The Min Yu Lab at the University of Maryland School of Medicine in Baltimore has openings for 2 Postdoctoral Fellows. We study the molecular mechanisms underlying breast cancer metastasis. We seek to understand mechanisms that promote circulating tumor cell survival and adaptation in secondary organs to form metastasis. We utilize common breast cancer cell lines, patient-derived circulating tumor cells and tumor tissues, with in vitro and in vivo studies and state-of-the-art technologies, including single cell multi-omics and spatial transcriptomics, to evaluate epigenetic and microenvironmental regulations during the metastatic process. Ongoing projects focus on brain metastasis, bone metastasis, tumor microenvironment induced long term effect, as well as the interplay of hormone receptors (ER and AR). Our long-term goal is to identify critical mechanisms that can be targeted for suppressing and treating metastasis. We strive to foster a lab environment that is inspiring, innovative, and critical, as well as supportive, collegial, and inclusive.
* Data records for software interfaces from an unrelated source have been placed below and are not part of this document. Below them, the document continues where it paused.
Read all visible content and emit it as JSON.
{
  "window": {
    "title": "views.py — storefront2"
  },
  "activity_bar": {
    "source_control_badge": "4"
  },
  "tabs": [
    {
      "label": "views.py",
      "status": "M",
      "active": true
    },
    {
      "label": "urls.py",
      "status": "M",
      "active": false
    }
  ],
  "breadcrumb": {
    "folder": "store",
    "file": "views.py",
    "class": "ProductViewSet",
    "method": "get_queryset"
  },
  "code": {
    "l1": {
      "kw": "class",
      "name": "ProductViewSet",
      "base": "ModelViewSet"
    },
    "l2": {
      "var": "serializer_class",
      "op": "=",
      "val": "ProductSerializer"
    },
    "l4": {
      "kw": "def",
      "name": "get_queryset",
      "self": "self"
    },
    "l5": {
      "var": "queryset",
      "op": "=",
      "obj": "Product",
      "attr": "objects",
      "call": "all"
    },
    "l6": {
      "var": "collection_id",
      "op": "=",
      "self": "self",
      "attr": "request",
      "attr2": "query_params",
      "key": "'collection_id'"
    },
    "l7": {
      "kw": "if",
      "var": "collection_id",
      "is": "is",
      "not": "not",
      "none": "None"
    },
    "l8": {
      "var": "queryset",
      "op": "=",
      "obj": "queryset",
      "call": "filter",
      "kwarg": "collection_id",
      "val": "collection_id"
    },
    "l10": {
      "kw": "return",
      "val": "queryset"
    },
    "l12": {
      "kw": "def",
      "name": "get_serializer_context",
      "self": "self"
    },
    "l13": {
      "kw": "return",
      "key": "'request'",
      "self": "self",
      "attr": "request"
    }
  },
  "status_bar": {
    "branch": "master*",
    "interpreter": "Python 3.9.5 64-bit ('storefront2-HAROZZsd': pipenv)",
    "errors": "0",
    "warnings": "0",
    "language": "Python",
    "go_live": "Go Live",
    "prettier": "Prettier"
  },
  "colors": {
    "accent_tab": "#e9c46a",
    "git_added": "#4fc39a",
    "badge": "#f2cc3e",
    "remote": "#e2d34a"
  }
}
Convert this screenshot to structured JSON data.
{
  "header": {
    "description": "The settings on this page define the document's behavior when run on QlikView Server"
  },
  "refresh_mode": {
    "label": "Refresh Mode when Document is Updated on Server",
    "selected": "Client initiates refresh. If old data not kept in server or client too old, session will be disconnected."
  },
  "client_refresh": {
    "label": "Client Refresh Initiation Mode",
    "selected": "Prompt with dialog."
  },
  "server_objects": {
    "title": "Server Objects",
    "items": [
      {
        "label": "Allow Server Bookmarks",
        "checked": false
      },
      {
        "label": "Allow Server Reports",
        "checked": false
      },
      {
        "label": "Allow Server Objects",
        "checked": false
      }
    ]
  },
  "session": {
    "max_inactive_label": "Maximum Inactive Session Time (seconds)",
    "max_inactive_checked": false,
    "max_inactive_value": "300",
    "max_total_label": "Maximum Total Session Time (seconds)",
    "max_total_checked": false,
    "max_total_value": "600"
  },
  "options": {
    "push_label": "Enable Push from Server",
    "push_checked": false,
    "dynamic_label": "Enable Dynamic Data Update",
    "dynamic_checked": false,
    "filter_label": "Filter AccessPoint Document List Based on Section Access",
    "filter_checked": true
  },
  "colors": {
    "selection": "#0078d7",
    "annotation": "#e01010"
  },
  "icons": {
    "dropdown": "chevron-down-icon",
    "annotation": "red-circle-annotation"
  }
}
The ideal candidate should have a relevant technical expertise and strong communication and writing skills.

Candidates should have earned a PhD degree (or equivalent) in biology, genetics, molecular cell biology, biomedical sciences, biomedical engineering, computational biology or a related field. The ideal candidate preferably has experience in cancer biology, molecular biology, epigenetics and/or analysis of large datasets. We particularly encourage applications from any underrepresented or minority group.

Qualified applicants should send a letter describing their current and future research interests, their CV, and names and contact details for two references to

The University of Maryland, Baltimore is an Equal Opportunity/Affirmative Action Employer. Minorities, women, protected veterans and individuals with disabilities are encouraged to apply.